TASK: Send each entry back exactly as given, pictures excluded.

DATA TO EXAMINE:
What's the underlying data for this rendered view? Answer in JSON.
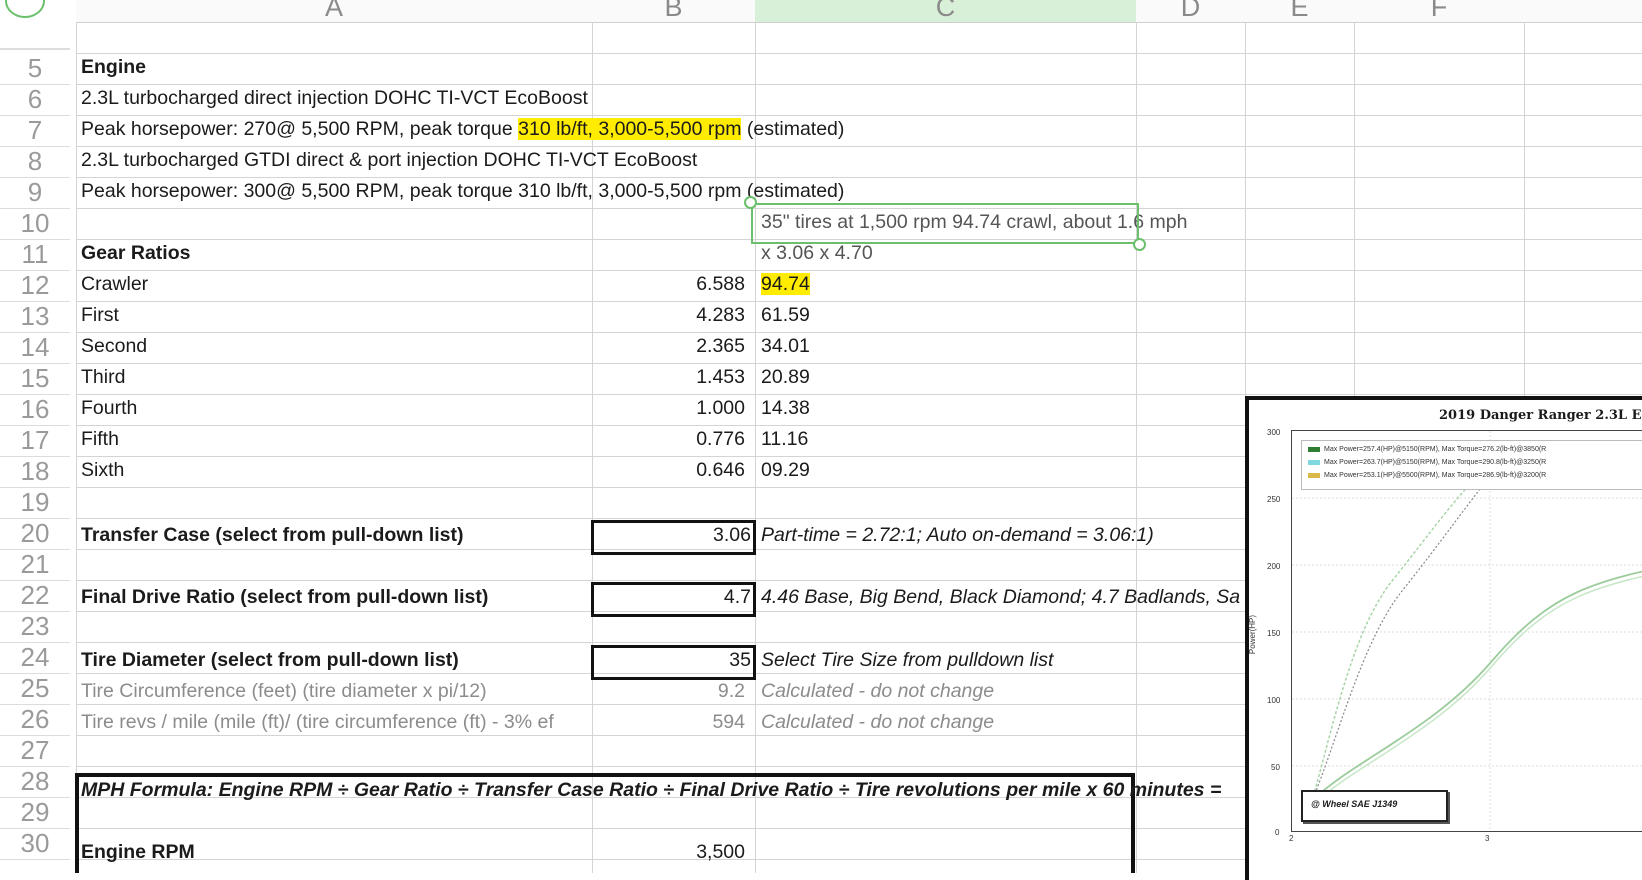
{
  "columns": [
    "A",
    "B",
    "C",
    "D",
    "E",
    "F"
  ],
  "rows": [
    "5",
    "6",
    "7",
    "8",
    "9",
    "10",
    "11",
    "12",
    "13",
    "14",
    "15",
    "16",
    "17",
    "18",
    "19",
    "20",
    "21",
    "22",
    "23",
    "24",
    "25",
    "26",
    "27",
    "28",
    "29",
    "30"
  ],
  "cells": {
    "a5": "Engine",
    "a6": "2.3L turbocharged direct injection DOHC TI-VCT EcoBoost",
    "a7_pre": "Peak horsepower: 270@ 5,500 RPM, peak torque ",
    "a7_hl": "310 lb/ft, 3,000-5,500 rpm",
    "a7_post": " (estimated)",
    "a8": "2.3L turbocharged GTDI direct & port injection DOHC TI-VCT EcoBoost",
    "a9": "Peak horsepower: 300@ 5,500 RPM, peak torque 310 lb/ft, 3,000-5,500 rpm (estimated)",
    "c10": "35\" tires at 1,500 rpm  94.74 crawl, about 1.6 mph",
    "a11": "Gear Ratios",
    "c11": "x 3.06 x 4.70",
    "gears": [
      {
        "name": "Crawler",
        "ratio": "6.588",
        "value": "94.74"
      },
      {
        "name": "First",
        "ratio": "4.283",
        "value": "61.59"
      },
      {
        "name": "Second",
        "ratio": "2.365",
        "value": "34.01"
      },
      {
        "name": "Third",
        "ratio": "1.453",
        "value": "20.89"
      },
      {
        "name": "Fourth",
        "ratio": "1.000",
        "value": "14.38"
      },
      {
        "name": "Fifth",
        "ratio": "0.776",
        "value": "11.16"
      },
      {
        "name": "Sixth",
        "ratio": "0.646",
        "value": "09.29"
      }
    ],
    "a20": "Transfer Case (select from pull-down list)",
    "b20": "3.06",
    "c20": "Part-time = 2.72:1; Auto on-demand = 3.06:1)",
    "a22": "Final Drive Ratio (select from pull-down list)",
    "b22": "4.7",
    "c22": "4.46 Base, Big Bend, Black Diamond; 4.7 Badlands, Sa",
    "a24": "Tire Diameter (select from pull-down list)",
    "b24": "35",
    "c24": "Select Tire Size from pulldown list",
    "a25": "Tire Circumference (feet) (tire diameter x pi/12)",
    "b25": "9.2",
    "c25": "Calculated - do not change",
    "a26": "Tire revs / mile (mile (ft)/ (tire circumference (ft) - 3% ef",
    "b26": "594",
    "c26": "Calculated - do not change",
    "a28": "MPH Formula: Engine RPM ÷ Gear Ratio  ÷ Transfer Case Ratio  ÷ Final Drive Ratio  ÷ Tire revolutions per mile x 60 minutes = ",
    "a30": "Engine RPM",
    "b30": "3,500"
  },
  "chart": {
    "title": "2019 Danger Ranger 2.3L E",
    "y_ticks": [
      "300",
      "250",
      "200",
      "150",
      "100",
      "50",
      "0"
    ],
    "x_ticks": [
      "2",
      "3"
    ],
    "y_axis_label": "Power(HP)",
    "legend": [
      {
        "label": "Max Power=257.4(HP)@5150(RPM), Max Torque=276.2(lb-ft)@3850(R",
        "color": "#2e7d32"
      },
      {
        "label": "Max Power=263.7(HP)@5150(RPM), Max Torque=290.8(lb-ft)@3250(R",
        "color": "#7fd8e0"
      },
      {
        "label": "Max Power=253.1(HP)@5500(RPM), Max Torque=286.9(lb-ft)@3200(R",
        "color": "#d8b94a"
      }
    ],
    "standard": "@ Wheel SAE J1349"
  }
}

RESPONSE FOR THIS EXERCISE:
What's the underlying data for this rendered view? Answer in JSON.
{
  "columns": [
    "A",
    "B",
    "C",
    "D",
    "E",
    "F"
  ],
  "rows": [
    "5",
    "6",
    "7",
    "8",
    "9",
    "10",
    "11",
    "12",
    "13",
    "14",
    "15",
    "16",
    "17",
    "18",
    "19",
    "20",
    "21",
    "22",
    "23",
    "24",
    "25",
    "26",
    "27",
    "28",
    "29",
    "30"
  ],
  "cells": {
    "a5": "Engine",
    "a6": "2.3L turbocharged direct injection DOHC TI-VCT EcoBoost",
    "a7_pre": "Peak horsepower: 270@ 5,500 RPM, peak torque ",
    "a7_hl": "310 lb/ft, 3,000-5,500 rpm",
    "a7_post": " (estimated)",
    "a8": "2.3L turbocharged GTDI direct & port injection DOHC TI-VCT EcoBoost",
    "a9": "Peak horsepower: 300@ 5,500 RPM, peak torque 310 lb/ft, 3,000-5,500 rpm (estimated)",
    "c10": "35\" tires at 1,500 rpm  94.74 crawl, about 1.6 mph",
    "a11": "Gear Ratios",
    "c11": "x 3.06 x 4.70",
    "gears": [
      {
        "name": "Crawler",
        "ratio": "6.588",
        "value": "94.74"
      },
      {
        "name": "First",
        "ratio": "4.283",
        "value": "61.59"
      },
      {
        "name": "Second",
        "ratio": "2.365",
        "value": "34.01"
      },
      {
        "name": "Third",
        "ratio": "1.453",
        "value": "20.89"
      },
      {
        "name": "Fourth",
        "ratio": "1.000",
        "value": "14.38"
      },
      {
        "name": "Fifth",
        "ratio": "0.776",
        "value": "11.16"
      },
      {
        "name": "Sixth",
        "ratio": "0.646",
        "value": "09.29"
      }
    ],
    "a20": "Transfer Case (select from pull-down list)",
    "b20": "3.06",
    "c20": "Part-time = 2.72:1; Auto on-demand = 3.06:1)",
    "a22": "Final Drive Ratio (select from pull-down list)",
    "b22": "4.7",
    "c22": "4.46 Base, Big Bend, Black Diamond; 4.7 Badlands, Sa",
    "a24": "Tire Diameter (select from pull-down list)",
    "b24": "35",
    "c24": "Select Tire Size from pulldown list",
    "a25": "Tire Circumference (feet) (tire diameter x pi/12)",
    "b25": "9.2",
    "c25": "Calculated - do not change",
    "a26": "Tire revs / mile (mile (ft)/ (tire circumference (ft) - 3% ef",
    "b26": "594",
    "c26": "Calculated - do not change",
    "a28": "MPH Formula: Engine RPM ÷ Gear Ratio  ÷ Transfer Case Ratio  ÷ Final Drive Ratio  ÷ Tire revolutions per mile x 60 minutes = ",
    "a30": "Engine RPM",
    "b30": "3,500"
  },
  "chart": {
    "title": "2019 Danger Ranger 2.3L E",
    "y_ticks": [
      "300",
      "250",
      "200",
      "150",
      "100",
      "50",
      "0"
    ],
    "x_ticks": [
      "2",
      "3"
    ],
    "y_axis_label": "Power(HP)",
    "legend": [
      {
        "label": "Max Power=257.4(HP)@5150(RPM), Max Torque=276.2(lb-ft)@3850(R",
        "color": "#2e7d32"
      },
      {
        "label": "Max Power=263.7(HP)@5150(RPM), Max Torque=290.8(lb-ft)@3250(R",
        "color": "#7fd8e0"
      },
      {
        "label": "Max Power=253.1(HP)@5500(RPM), Max Torque=286.9(lb-ft)@3200(R",
        "color": "#d8b94a"
      }
    ],
    "standard": "@ Wheel SAE J1349"
  }
}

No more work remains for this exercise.